If you’re closely tied in to Baseball Twitter, you saw the flurry of blog posts postulating the value of xwOBA and how it should be used for predictive versus descriptive purposes. If you’ve missed it and are interested, see the initial Baseball Prospectus article from Jonathan Judge, a blog from MLB Advanced Media’s Tom Tango. These arguments are for evaluating pitcher performance and whether they are better then other metrics already out there (FIP and DRA). There is still work to be done to best apply Statcast’s expected metrics to pitcher performance, but one thing we know today is that they work beautifully for batter performance. If you are unaware, a brief description of xwOBA from MLB Advanced Media’s website:
xwOBA is more indicative of a player’s skill than regular wOBA, as xwOBA removes defense from the equation. Hitters, and likewise pitchers, are able to influence exit velocity and launch angle but have no control over what happens to a batted ball once it is put into play.
So the application can be made straightforward by looking for players with a large gap in their wOBA and xwOBA values. If the expected value is higher, there’s a good chance the player puts up better numbers in the future, but if the expected value is lower, a player’s production is likely to take a step backward. Also, I recognize the Buy Low and Sell High monikers are over-used and frankly not that helpful in the fantasy baseball world, but SEO is king in our world, so until people stop using it as search terms I’m going to keep plugging the terms in there. So without further ado, let’s look at the 30 players with the largest difference between xwOBA and wOBA (15 positive and 15 negative):
J.D. Martinez - As if his .439 wOBA wasn’t impressive enough, Martinez’s xwOBA is .500 in the last 30 days! He also just homered as I’m writing this so expect the numbers to increase tomorrow. He’s on an absolute tear.
Stephen Piscotty - Piscotty is starting to put a brutal May behind him and has 5 doubles in his last 7 games. He’s only 52% owned on Fantrax, so it looks like he’s still rostered in most competitive leagues, but he’s the perfect add-on in a trade offer.
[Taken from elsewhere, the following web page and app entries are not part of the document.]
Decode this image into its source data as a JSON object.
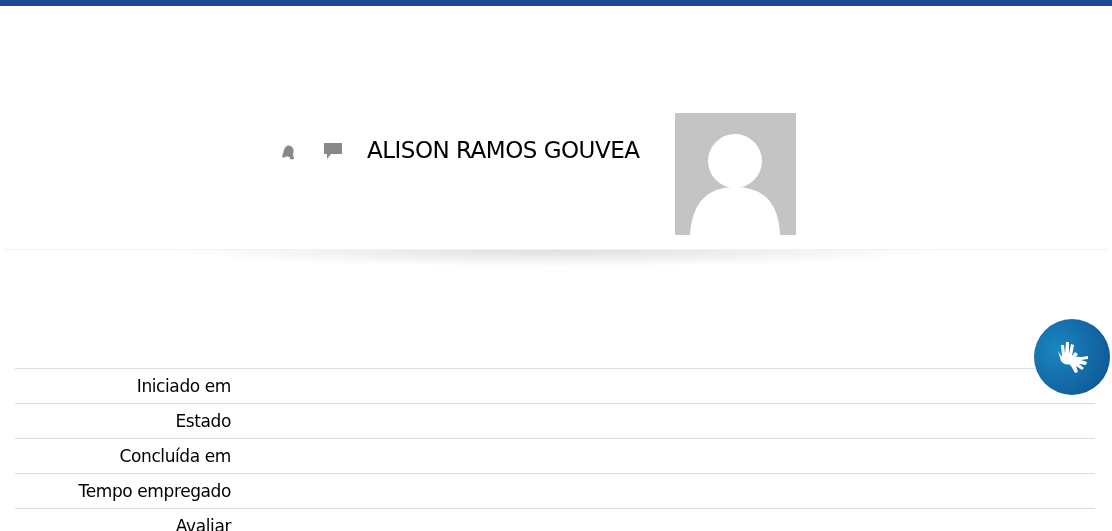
{
  "user": {
    "name": "ALISON RAMOS GOUVEA"
  },
  "summary": {
    "rows": [
      {
        "label": "Iniciado em"
      },
      {
        "label": "Estado"
      },
      {
        "label": "Concluída em"
      },
      {
        "label": "Tempo empregado"
      },
      {
        "label": "Avaliar"
      }
    ]
  }
}
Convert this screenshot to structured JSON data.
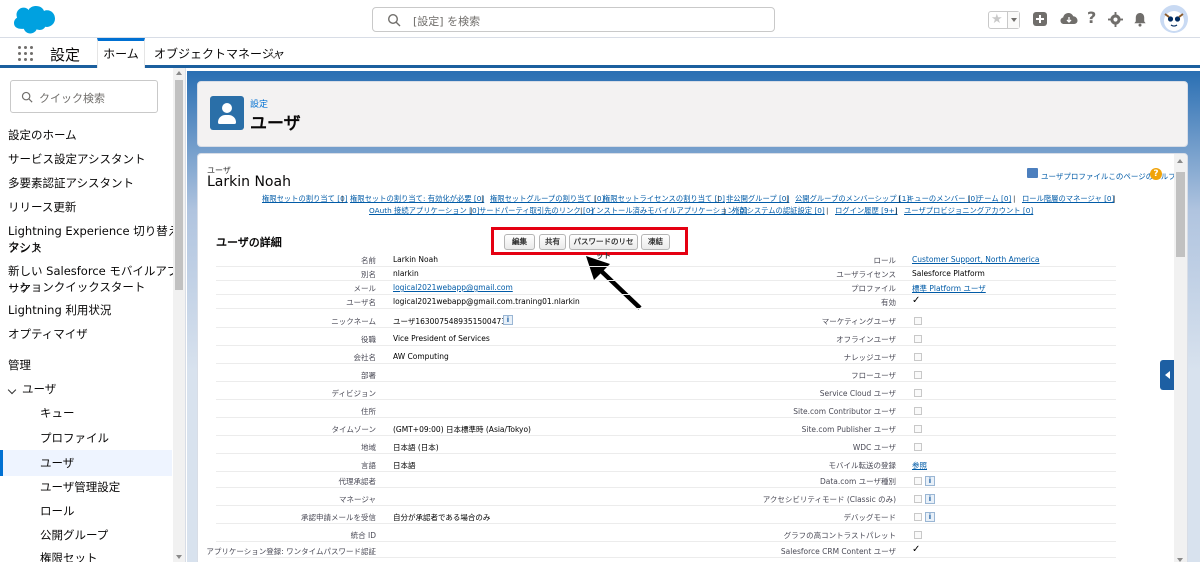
{
  "header": {
    "search_placeholder": "[設定] を検索"
  },
  "nav": {
    "app_name": "設定",
    "tabs": [
      {
        "label": "ホーム"
      },
      {
        "label": "オブジェクトマネージャ"
      }
    ]
  },
  "sidebar": {
    "quick_find_placeholder": "クイック検索",
    "items": [
      "設定のホーム",
      "サービス設定アシスタント",
      "多要素認証アシスタント",
      "リリース更新",
      "Lightning Experience 切り替えアシス",
      "タント",
      "新しい Salesforce モバイルアプリケ",
      "ーションクイックスタート",
      "Lightning 利用状況",
      "オプティマイザ"
    ],
    "section_admin": "管理",
    "users_group": "ユーザ",
    "sub_items": [
      "キュー",
      "プロファイル",
      "ユーザ",
      "ユーザ管理設定",
      "ロール",
      "公開グループ",
      "権限セット"
    ],
    "active_sub": "ユーザ"
  },
  "page": {
    "breadcrumb": "設定",
    "title": "ユーザ",
    "object_type": "ユーザ",
    "record_name": "Larkin Noah",
    "help_link": "ユーザプロファイルこのページのヘルプ",
    "help_icon": "?"
  },
  "related_links": [
    "権限セットの割り当て [0]",
    "権限セットの割り当て: 有効化が必要 [0]",
    "権限セットグループの割り当て [0]",
    "権限セットライセンスの割り当て [0]",
    "非公開グループ [0]",
    "公開グループのメンバーシップ [1]",
    "キューのメンバー [0]",
    "チーム [0]",
    "ロール階層のマネージャ [0]",
    "OAuth 接続アプリケーション [0]",
    "サードパーティ取引先のリンク [0]",
    "インストール済みモバイルアプリケーション [0]",
    "外部システムの認証設定 [0]",
    "ログイン履歴 [9+]",
    "ユーザプロビジョニングアカウント [0]"
  ],
  "detail": {
    "section_title": "ユーザの詳細",
    "buttons": [
      "編集",
      "共有",
      "パスワードのリセット",
      "凍結"
    ],
    "left_fields": [
      {
        "label": "名前",
        "value": "Larkin Noah"
      },
      {
        "label": "別名",
        "value": "nlarkin"
      },
      {
        "label": "メール",
        "value": "logical2021webapp@gmail.com"
      },
      {
        "label": "ユーザ名",
        "value": "logical2021webapp@gmail.com.traning01.nlarkin"
      },
      {
        "label": "ニックネーム",
        "value": "ユーザ16300754893515004733"
      },
      {
        "label": "役職",
        "value": "Vice President of Services"
      },
      {
        "label": "会社名",
        "value": "AW Computing"
      },
      {
        "label": "部署",
        "value": ""
      },
      {
        "label": "ディビジョン",
        "value": ""
      },
      {
        "label": "住所",
        "value": ""
      },
      {
        "label": "タイムゾーン",
        "value": "(GMT+09:00) 日本標準時 (Asia/Tokyo)"
      },
      {
        "label": "地域",
        "value": "日本語 (日本)"
      },
      {
        "label": "言語",
        "value": "日本語"
      },
      {
        "label": "代理承認者",
        "value": ""
      },
      {
        "label": "マネージャ",
        "value": ""
      },
      {
        "label": "承認申請メールを受信",
        "value": "自分が承認者である場合のみ"
      },
      {
        "label": "統合 ID",
        "value": ""
      },
      {
        "label": "アプリケーション登録: ワンタイムパスワード認証",
        "value": ""
      }
    ],
    "right_fields": [
      {
        "label": "ロール",
        "value": "Customer Support, North America"
      },
      {
        "label": "ユーザライセンス",
        "value": "Salesforce Platform"
      },
      {
        "label": "プロファイル",
        "value": "標準 Platform ユーザ"
      },
      {
        "label": "有効",
        "value": "✓"
      },
      {
        "label": "マーケティングユーザ",
        "value": ""
      },
      {
        "label": "オフラインユーザ",
        "value": ""
      },
      {
        "label": "ナレッジユーザ",
        "value": ""
      },
      {
        "label": "フローユーザ",
        "value": ""
      },
      {
        "label": "Service Cloud ユーザ",
        "value": ""
      },
      {
        "label": "Site.com Contributor ユーザ",
        "value": ""
      },
      {
        "label": "Site.com Publisher ユーザ",
        "value": ""
      },
      {
        "label": "WDC ユーザ",
        "value": ""
      },
      {
        "label": "モバイル転送の登録",
        "value": "参照"
      },
      {
        "label": "Data.com ユーザ種別",
        "value": ""
      },
      {
        "label": "アクセシビリティモード (Classic のみ)",
        "value": ""
      },
      {
        "label": "デバッグモード",
        "value": ""
      },
      {
        "label": "グラフの高コントラストパレット",
        "value": ""
      },
      {
        "label": "Salesforce CRM Content ユーザ",
        "value": "✓"
      }
    ]
  },
  "colors": {
    "brand": "#00a1e0",
    "highlight_box": "#e50012",
    "link": "#015ba7"
  }
}
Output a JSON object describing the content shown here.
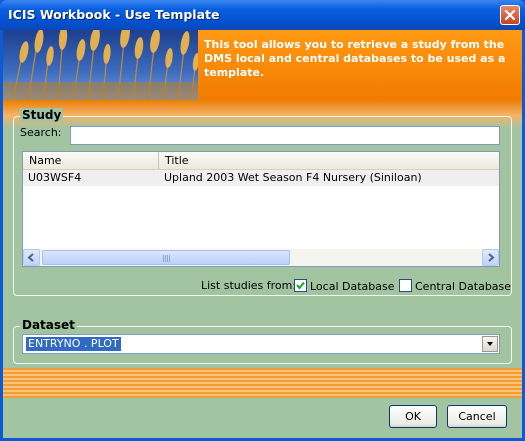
{
  "window": {
    "title": "ICIS Workbook - Use Template"
  },
  "banner": {
    "text": "This tool allows you to retrieve a study from the DMS local and central databases to be used as a template."
  },
  "study": {
    "label": "Study",
    "search_label": "Search:",
    "search_value": "",
    "columns": [
      "Name",
      "Title"
    ],
    "rows": [
      {
        "name": "U03WSF4",
        "title": "Upland 2003 Wet Season F4 Nursery (Siniloan)"
      }
    ],
    "list_from_label": "List studies from:",
    "local_label": "Local Database",
    "local_checked": true,
    "central_label": "Central Database",
    "central_checked": false
  },
  "dataset": {
    "label": "Dataset",
    "selected": "ENTRYNO . PLOT"
  },
  "buttons": {
    "ok": "OK",
    "cancel": "Cancel"
  },
  "colors": {
    "title_bar": "#0a5fe0",
    "banner_orange": "#f27b00",
    "client_bg": "#a3c4a1",
    "selection": "#316ac5"
  }
}
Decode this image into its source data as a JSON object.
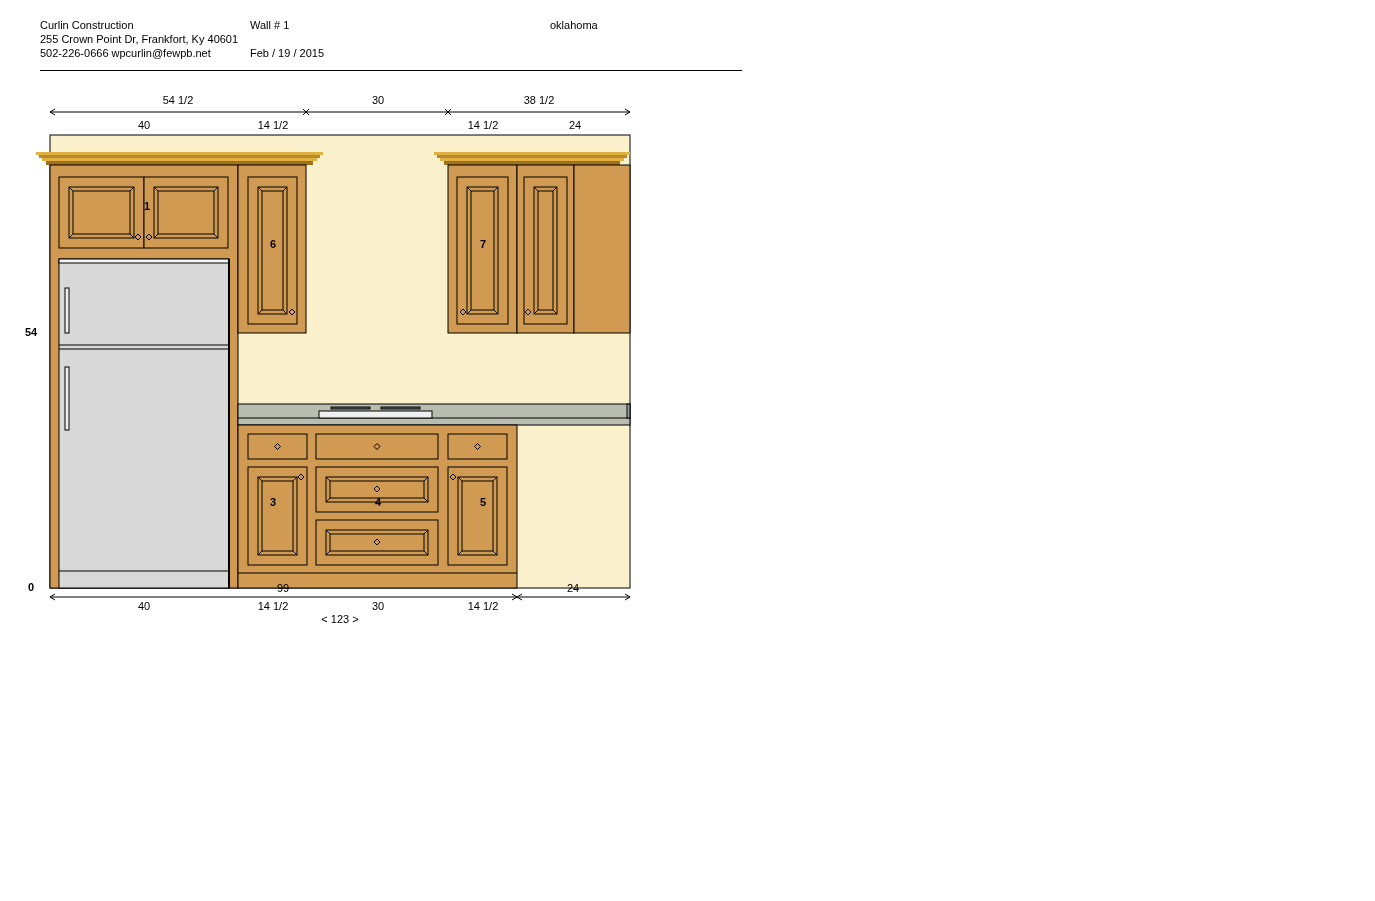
{
  "header": {
    "company": "Curlin Construction",
    "address": "255 Crown Point Dr, Frankfort, Ky 40601",
    "contact": "502-226-0666 wpcurlin@fewpb.net",
    "wall": "Wall # 1",
    "date": "Feb / 19 / 2015",
    "location": "oklahoma"
  },
  "drawing": {
    "top_overall": [
      "54 1/2",
      "30",
      "38 1/2"
    ],
    "top_segments": [
      "40",
      "14 1/2",
      "14 1/2",
      "24"
    ],
    "height_marks": [
      "54",
      "0"
    ],
    "cabinet_numbers": [
      "1",
      "6",
      "7",
      "3",
      "4",
      "5"
    ],
    "base_run": "99",
    "open_run": "24",
    "bottom_segments": [
      "40",
      "14 1/2",
      "30",
      "14 1/2"
    ],
    "total": "< 123 >"
  }
}
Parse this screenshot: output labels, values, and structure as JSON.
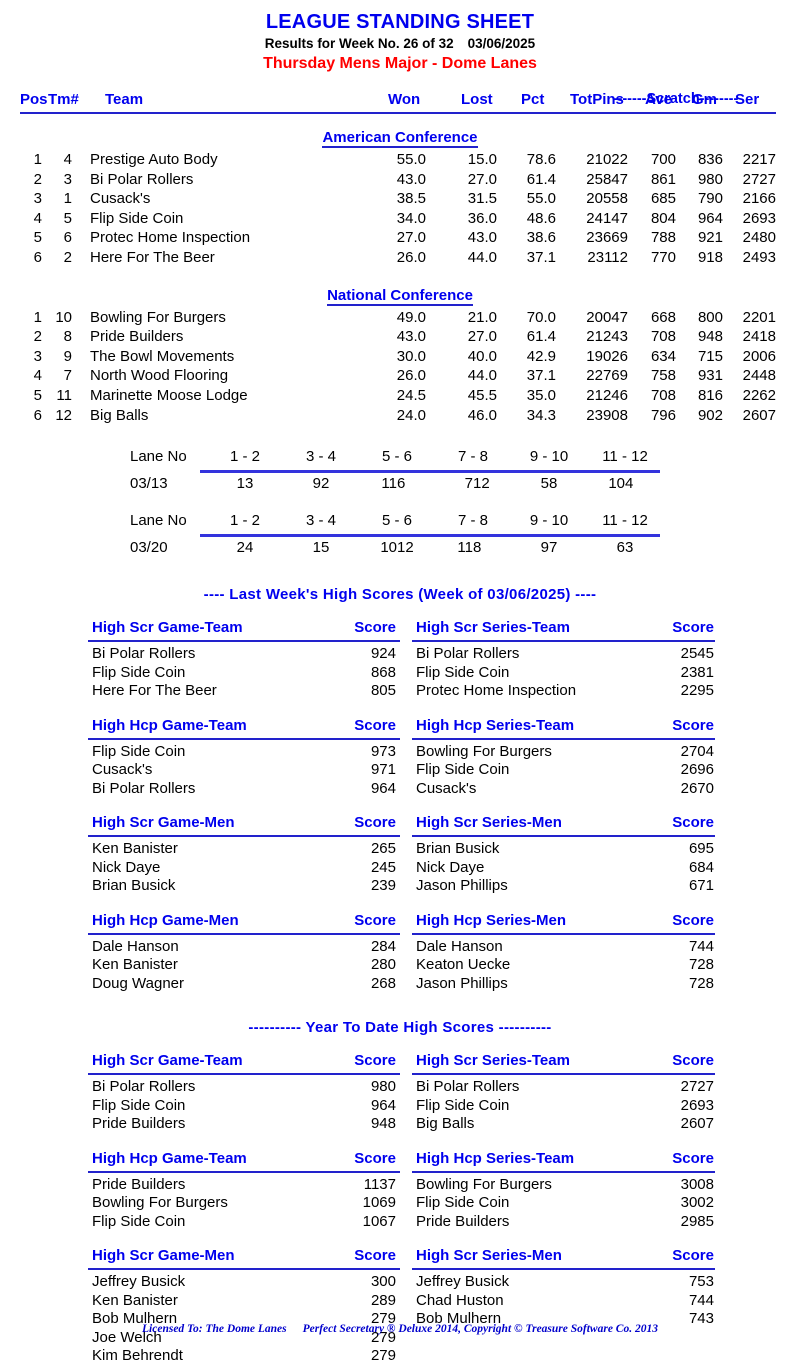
{
  "header": {
    "title": "LEAGUE STANDING SHEET",
    "results_label": "Results for Week No. 26 of 32",
    "results_date": "03/06/2025",
    "league_name": "Thursday Mens Major - Dome Lanes"
  },
  "standings": {
    "scratch_label": "-------Scratch--------",
    "columns": {
      "pos": "Pos",
      "tm": "Tm#",
      "team": "Team",
      "won": "Won",
      "lost": "Lost",
      "pct": "Pct",
      "totpins": "TotPins",
      "ave": "Ave",
      "gm": "Gm",
      "ser": "Ser"
    },
    "conferences": [
      {
        "name": "American Conference",
        "rows": [
          {
            "pos": "1",
            "tm": "4",
            "team": "Prestige Auto Body",
            "won": "55.0",
            "lost": "15.0",
            "pct": "78.6",
            "totpins": "21022",
            "ave": "700",
            "gm": "836",
            "ser": "2217"
          },
          {
            "pos": "2",
            "tm": "3",
            "team": "Bi Polar Rollers",
            "won": "43.0",
            "lost": "27.0",
            "pct": "61.4",
            "totpins": "25847",
            "ave": "861",
            "gm": "980",
            "ser": "2727"
          },
          {
            "pos": "3",
            "tm": "1",
            "team": "Cusack's",
            "won": "38.5",
            "lost": "31.5",
            "pct": "55.0",
            "totpins": "20558",
            "ave": "685",
            "gm": "790",
            "ser": "2166"
          },
          {
            "pos": "4",
            "tm": "5",
            "team": "Flip Side Coin",
            "won": "34.0",
            "lost": "36.0",
            "pct": "48.6",
            "totpins": "24147",
            "ave": "804",
            "gm": "964",
            "ser": "2693"
          },
          {
            "pos": "5",
            "tm": "6",
            "team": "Protec Home Inspection",
            "won": "27.0",
            "lost": "43.0",
            "pct": "38.6",
            "totpins": "23669",
            "ave": "788",
            "gm": "921",
            "ser": "2480"
          },
          {
            "pos": "6",
            "tm": "2",
            "team": "Here For The Beer",
            "won": "26.0",
            "lost": "44.0",
            "pct": "37.1",
            "totpins": "23112",
            "ave": "770",
            "gm": "918",
            "ser": "2493"
          }
        ]
      },
      {
        "name": "National Conference",
        "rows": [
          {
            "pos": "1",
            "tm": "10",
            "team": "Bowling For Burgers",
            "won": "49.0",
            "lost": "21.0",
            "pct": "70.0",
            "totpins": "20047",
            "ave": "668",
            "gm": "800",
            "ser": "2201"
          },
          {
            "pos": "2",
            "tm": "8",
            "team": "Pride Builders",
            "won": "43.0",
            "lost": "27.0",
            "pct": "61.4",
            "totpins": "21243",
            "ave": "708",
            "gm": "948",
            "ser": "2418"
          },
          {
            "pos": "3",
            "tm": "9",
            "team": "The Bowl Movements",
            "won": "30.0",
            "lost": "40.0",
            "pct": "42.9",
            "totpins": "19026",
            "ave": "634",
            "gm": "715",
            "ser": "2006"
          },
          {
            "pos": "4",
            "tm": "7",
            "team": "North Wood Flooring",
            "won": "26.0",
            "lost": "44.0",
            "pct": "37.1",
            "totpins": "22769",
            "ave": "758",
            "gm": "931",
            "ser": "2448"
          },
          {
            "pos": "5",
            "tm": "11",
            "team": "Marinette Moose Lodge",
            "won": "24.5",
            "lost": "45.5",
            "pct": "35.0",
            "totpins": "21246",
            "ave": "708",
            "gm": "816",
            "ser": "2262"
          },
          {
            "pos": "6",
            "tm": "12",
            "team": "Big Balls",
            "won": "24.0",
            "lost": "46.0",
            "pct": "34.3",
            "totpins": "23908",
            "ave": "796",
            "gm": "902",
            "ser": "2607"
          }
        ]
      }
    ]
  },
  "lane_schedule": {
    "lane_label": "Lane No",
    "lane_pairs": [
      "1 - 2",
      "3 - 4",
      "5 - 6",
      "7 - 8",
      "9 - 10",
      "11 - 12"
    ],
    "weeks": [
      {
        "date": "03/13",
        "matchups": [
          {
            "a": "1",
            "b": "3"
          },
          {
            "a": "9",
            "b": "2"
          },
          {
            "a": "11",
            "b": "6"
          },
          {
            "a": "7",
            "b": "12"
          },
          {
            "a": "5",
            "b": "8"
          },
          {
            "a": "10",
            "b": "4"
          }
        ]
      },
      {
        "date": "03/20",
        "matchups": [
          {
            "a": "2",
            "b": "4"
          },
          {
            "a": "1",
            "b": "5"
          },
          {
            "a": "10",
            "b": "12"
          },
          {
            "a": "11",
            "b": "8"
          },
          {
            "a": "9",
            "b": "7"
          },
          {
            "a": "6",
            "b": "3"
          }
        ]
      }
    ]
  },
  "last_week": {
    "title": "----  Last Week's High Scores   (Week of 03/06/2025)  ----",
    "score_header": "Score",
    "groups": [
      {
        "left_header": "High Scr Game-Team",
        "right_header": "High Scr Series-Team",
        "rows": [
          {
            "nameL": "Bi Polar Rollers",
            "scoreL": "924",
            "nameR": "Bi Polar Rollers",
            "scoreR": "2545"
          },
          {
            "nameL": "Flip Side Coin",
            "scoreL": "868",
            "nameR": "Flip Side Coin",
            "scoreR": "2381"
          },
          {
            "nameL": "Here For The Beer",
            "scoreL": "805",
            "nameR": "Protec Home Inspection",
            "scoreR": "2295"
          }
        ]
      },
      {
        "left_header": "High Hcp Game-Team",
        "right_header": "High Hcp Series-Team",
        "rows": [
          {
            "nameL": "Flip Side Coin",
            "scoreL": "973",
            "nameR": "Bowling For Burgers",
            "scoreR": "2704"
          },
          {
            "nameL": "Cusack's",
            "scoreL": "971",
            "nameR": "Flip Side Coin",
            "scoreR": "2696"
          },
          {
            "nameL": "Bi Polar Rollers",
            "scoreL": "964",
            "nameR": "Cusack's",
            "scoreR": "2670"
          }
        ]
      },
      {
        "left_header": "High Scr Game-Men",
        "right_header": "High Scr Series-Men",
        "rows": [
          {
            "nameL": "Ken Banister",
            "scoreL": "265",
            "nameR": "Brian Busick",
            "scoreR": "695"
          },
          {
            "nameL": "Nick Daye",
            "scoreL": "245",
            "nameR": "Nick Daye",
            "scoreR": "684"
          },
          {
            "nameL": "Brian Busick",
            "scoreL": "239",
            "nameR": "Jason Phillips",
            "scoreR": "671"
          }
        ]
      },
      {
        "left_header": "High Hcp Game-Men",
        "right_header": "High Hcp Series-Men",
        "rows": [
          {
            "nameL": "Dale Hanson",
            "scoreL": "284",
            "nameR": "Dale Hanson",
            "scoreR": "744"
          },
          {
            "nameL": "Ken Banister",
            "scoreL": "280",
            "nameR": "Keaton Uecke",
            "scoreR": "728"
          },
          {
            "nameL": "Doug Wagner",
            "scoreL": "268",
            "nameR": "Jason Phillips",
            "scoreR": "728"
          }
        ]
      }
    ]
  },
  "year_to_date": {
    "title": "---------- Year To Date High Scores ----------",
    "score_header": "Score",
    "groups": [
      {
        "left_header": "High Scr Game-Team",
        "right_header": "High Scr Series-Team",
        "rows": [
          {
            "nameL": "Bi Polar Rollers",
            "scoreL": "980",
            "nameR": "Bi Polar Rollers",
            "scoreR": "2727"
          },
          {
            "nameL": "Flip Side Coin",
            "scoreL": "964",
            "nameR": "Flip Side Coin",
            "scoreR": "2693"
          },
          {
            "nameL": "Pride Builders",
            "scoreL": "948",
            "nameR": "Big Balls",
            "scoreR": "2607"
          }
        ]
      },
      {
        "left_header": "High Hcp Game-Team",
        "right_header": "High Hcp Series-Team",
        "rows": [
          {
            "nameL": "Pride Builders",
            "scoreL": "1137",
            "nameR": "Bowling For Burgers",
            "scoreR": "3008"
          },
          {
            "nameL": "Bowling For Burgers",
            "scoreL": "1069",
            "nameR": "Flip Side Coin",
            "scoreR": "3002"
          },
          {
            "nameL": "Flip Side Coin",
            "scoreL": "1067",
            "nameR": "Pride Builders",
            "scoreR": "2985"
          }
        ]
      },
      {
        "left_header": "High Scr Game-Men",
        "right_header": "High Scr Series-Men",
        "rows": [
          {
            "nameL": "Jeffrey Busick",
            "scoreL": "300",
            "nameR": "Jeffrey Busick",
            "scoreR": "753"
          },
          {
            "nameL": "Ken Banister",
            "scoreL": "289",
            "nameR": "Chad Huston",
            "scoreR": "744"
          },
          {
            "nameL": "Bob Mulhern",
            "scoreL": "279",
            "nameR": "Bob Mulhern",
            "scoreR": "743"
          },
          {
            "nameL": "Joe Welch",
            "scoreL": "279",
            "nameR": "",
            "scoreR": ""
          },
          {
            "nameL": "Kim Behrendt",
            "scoreL": "279",
            "nameR": "",
            "scoreR": ""
          }
        ]
      }
    ]
  },
  "footer": {
    "licensed_to": "Licensed To: The Dome Lanes",
    "software": "Perfect Secretary ® Deluxe  2014, Copyright © Treasure Software Co. 2013"
  },
  "colors": {
    "heading_blue": "#0000ee",
    "league_red": "#ff0000",
    "rule_blue": "#2222cc",
    "footer_blue": "#0000cc",
    "body_black": "#000000"
  }
}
See if you can get the opposing manager to sweeten the deal by giving up Piscotty before he gets going.
Kevin Pillar - On May 18th, Kevin Pillar’s batting average sat at .301. As of writing this it sits at .259 (although he did just homer tonight, so maybe I’m on to something). He’s been making high quality contact in the last few games, but the results haven’t matched up. Expect that to change and don’t give up on Pillar.
Trey Mancini - The .229 AVG looks atrocious, but don’t be fooled - Mancini is going to turn it around here soon. Jace Peterson and Joey Rickard are battling for the leadoff spot today, but I expect Mancini to reclaim his spot in the next few weeks.
Asdrubal Cabrera - Cabrera is having his best season as a Met, and in terms of xwOBA it looks sustainable. The chance to pick him up is long, long gone but if you did acquire him - don’t look to sell high on what appears to be a career high. Hang tight and enjoy the profit a little while longer.
Jason Kipnis - His return to relevance is actually a few weeks underway, but if he’s on the waiver wire still go snatch him up. I expect the recent production (.316/.350/.526 slash in the last 9 games) to continue.
Johan Camargo - Only owned in 29% of Fantrax leagues, I lost out on him in FAAB bidding this past week. Camargo has SS/3B eligibility and brings a lot of pop to the middle infield position. The AVG might always be a sink-hole, but he’s probably the best option on a lot of waiver wires right now.
Scooter Gennett - An obvious candidate here. Gennett has been crazy hot these past few weeks fueled by a .389 BABIP (career .333) and a 13.2 HR/FB% (career 8.6%), this run likely won’t last much longer.
Brett Gardner - Gardner has a history of outperforming his xwOBA, as many speedsters do, but this level of production is not likely to keep up. Gardner is a perfect sell high candidate for those looking to acquire speed and willing to convince themselves his recent power surge is for real.
Adam Engel - A bit of a shocker to see on this list, until I saw his .333/.350/.590 triple slash over his last 11 games. Unsurprisingly, the peripherals do not suggest Adam Engel will perform like an all-star the rest of the year.
Addison Russell - A recent finger injury dampens Russell’s outlook further, and what appears to be Russell turning a corner might be more of a mirage. The power hasn’t been there and his .272 AVG is fueled more by a .353 BABIP (career .303). Maybe look to sell high if news comes out the finger injury isn’t serious.
Albert Almora - Another Cubbie outperforming his batted ball profile, Almora’s outlook isn’t as negative given his speed and potential to consistently outperform his xwOBA. Still, I would not be confident investing in Almora, especially if it isn’t coming with a ton of SB production.
Jorge Alfaro - The strikeouts are really racking up for Alfaro (61 Ks in 44 games) and the rest of his production is starting to tumble as a result. I’d look elsewhere on the waiver wire if you’re a Jorge Alfaro owner (as I am in TGFBI).
Brandon Nimmo - One of the best breakout stories of the year has been Brandon Nimmo’s .421 OBP on top the New York Mets lineup. I don’t think all of it is a mirage, and I wouldn’t even rush to trade Nimmo at this point, but it is safe to say his current production levels won’t be sustainable. I do like Nimmo’s outlook for the rest of the season, so long as you aren’t expecting the production you’ve seen this far.
For more, be sure to follow me on Twitter (@BrianCreagh) or reach out via email (email@example.com). Thanks for reading!